- **Records provided**:
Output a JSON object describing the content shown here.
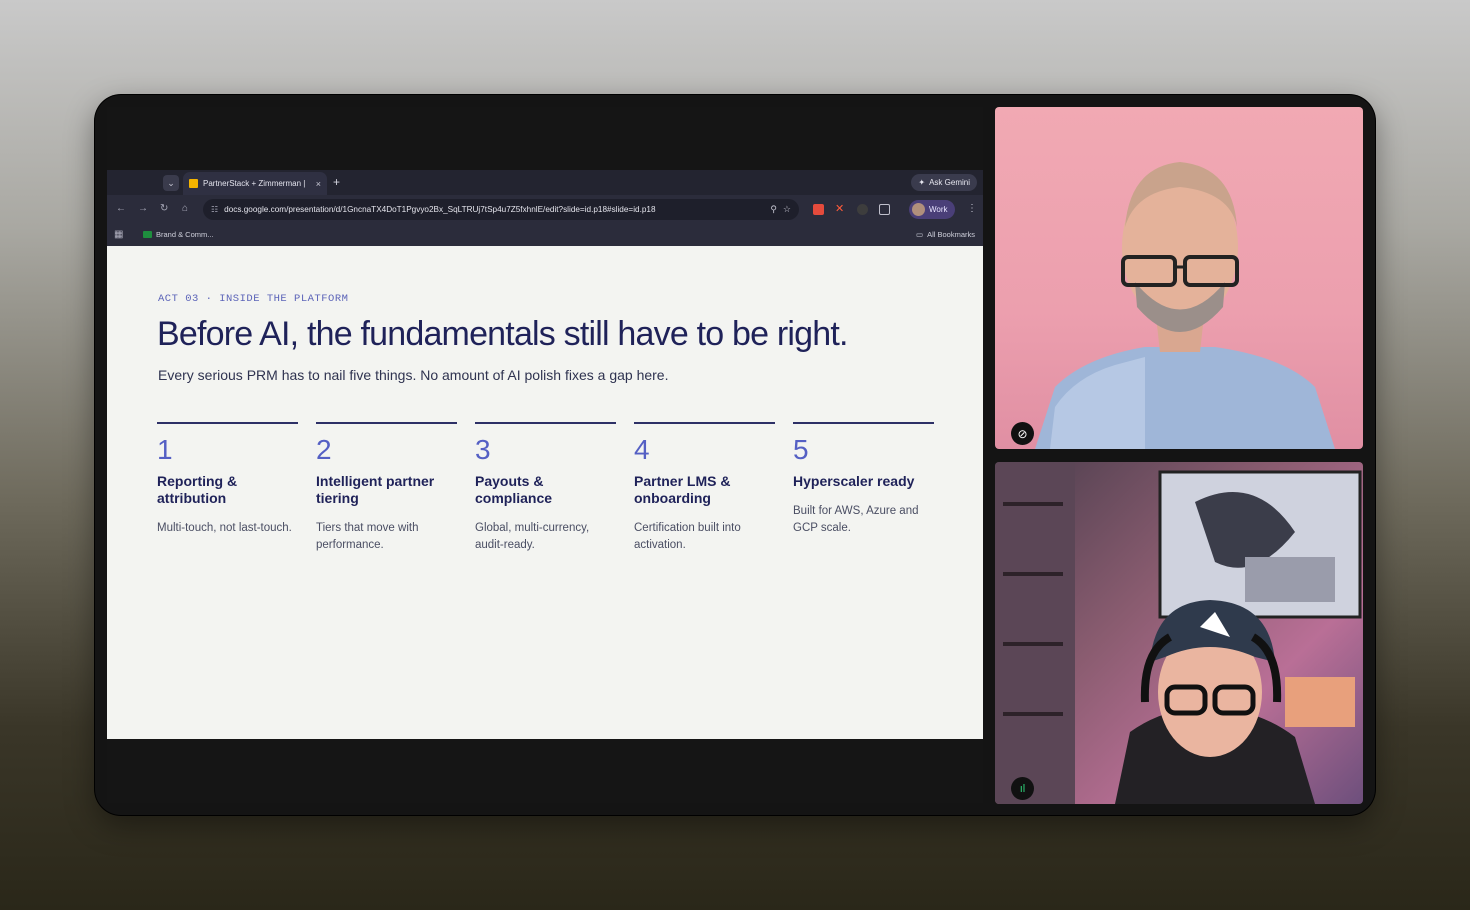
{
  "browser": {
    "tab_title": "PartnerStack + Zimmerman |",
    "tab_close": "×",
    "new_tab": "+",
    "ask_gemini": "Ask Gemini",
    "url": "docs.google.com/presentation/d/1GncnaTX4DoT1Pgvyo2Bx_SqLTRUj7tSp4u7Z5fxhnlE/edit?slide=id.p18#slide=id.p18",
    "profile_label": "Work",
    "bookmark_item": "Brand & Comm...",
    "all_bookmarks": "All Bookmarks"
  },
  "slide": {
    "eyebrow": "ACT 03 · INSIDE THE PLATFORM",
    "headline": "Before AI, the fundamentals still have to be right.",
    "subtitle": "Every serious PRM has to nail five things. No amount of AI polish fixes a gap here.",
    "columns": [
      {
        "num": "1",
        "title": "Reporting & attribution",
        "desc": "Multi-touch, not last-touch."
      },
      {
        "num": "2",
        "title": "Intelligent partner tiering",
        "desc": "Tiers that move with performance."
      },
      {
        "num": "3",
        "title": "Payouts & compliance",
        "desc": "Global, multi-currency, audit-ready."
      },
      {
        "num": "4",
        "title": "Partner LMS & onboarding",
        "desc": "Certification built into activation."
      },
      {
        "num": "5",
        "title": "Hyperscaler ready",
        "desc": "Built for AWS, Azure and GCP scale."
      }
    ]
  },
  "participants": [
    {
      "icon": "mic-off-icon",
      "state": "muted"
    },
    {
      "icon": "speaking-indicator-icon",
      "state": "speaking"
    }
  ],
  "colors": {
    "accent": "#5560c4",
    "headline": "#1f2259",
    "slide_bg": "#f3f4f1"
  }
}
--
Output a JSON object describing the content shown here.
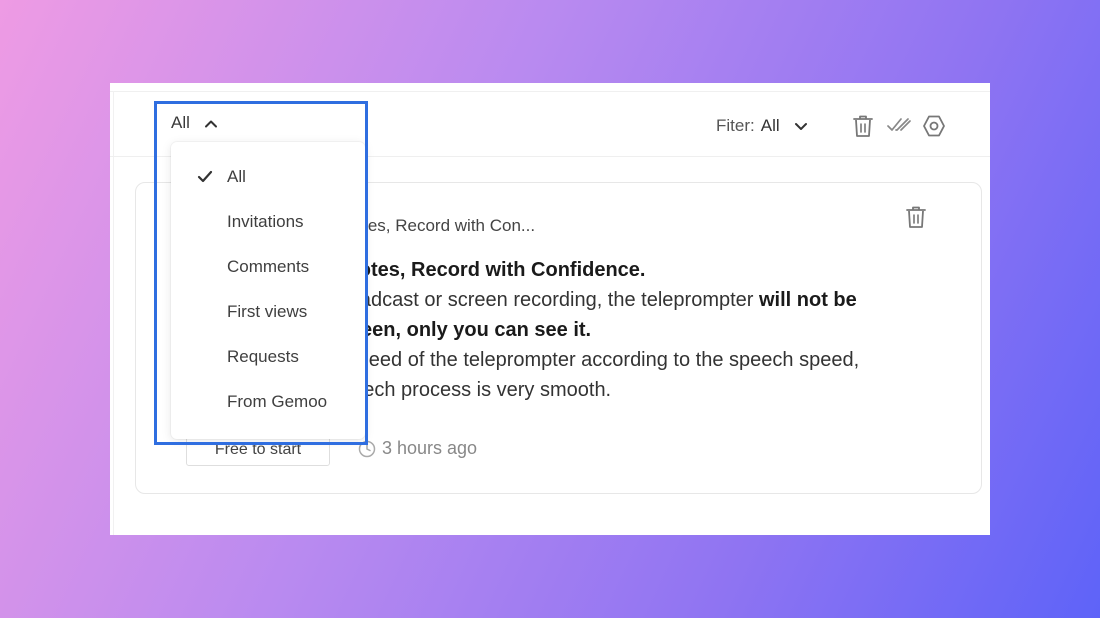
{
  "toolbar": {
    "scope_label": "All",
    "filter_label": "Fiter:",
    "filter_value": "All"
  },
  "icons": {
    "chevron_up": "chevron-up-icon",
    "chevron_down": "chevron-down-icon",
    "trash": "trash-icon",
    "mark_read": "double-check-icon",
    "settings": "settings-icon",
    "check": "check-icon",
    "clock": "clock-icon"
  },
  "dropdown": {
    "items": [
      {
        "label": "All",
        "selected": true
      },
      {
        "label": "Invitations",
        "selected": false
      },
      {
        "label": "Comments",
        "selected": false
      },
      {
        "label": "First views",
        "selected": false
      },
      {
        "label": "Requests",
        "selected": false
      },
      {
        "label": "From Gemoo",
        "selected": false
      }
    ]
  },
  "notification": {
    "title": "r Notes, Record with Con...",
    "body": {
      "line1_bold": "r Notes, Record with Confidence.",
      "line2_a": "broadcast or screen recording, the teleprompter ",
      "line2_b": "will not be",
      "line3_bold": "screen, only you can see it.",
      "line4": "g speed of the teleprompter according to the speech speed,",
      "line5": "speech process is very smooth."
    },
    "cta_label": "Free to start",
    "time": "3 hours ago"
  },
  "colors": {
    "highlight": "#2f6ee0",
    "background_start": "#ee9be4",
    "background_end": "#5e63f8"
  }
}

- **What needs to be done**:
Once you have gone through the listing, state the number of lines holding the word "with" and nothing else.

- **Finished exercise**:
3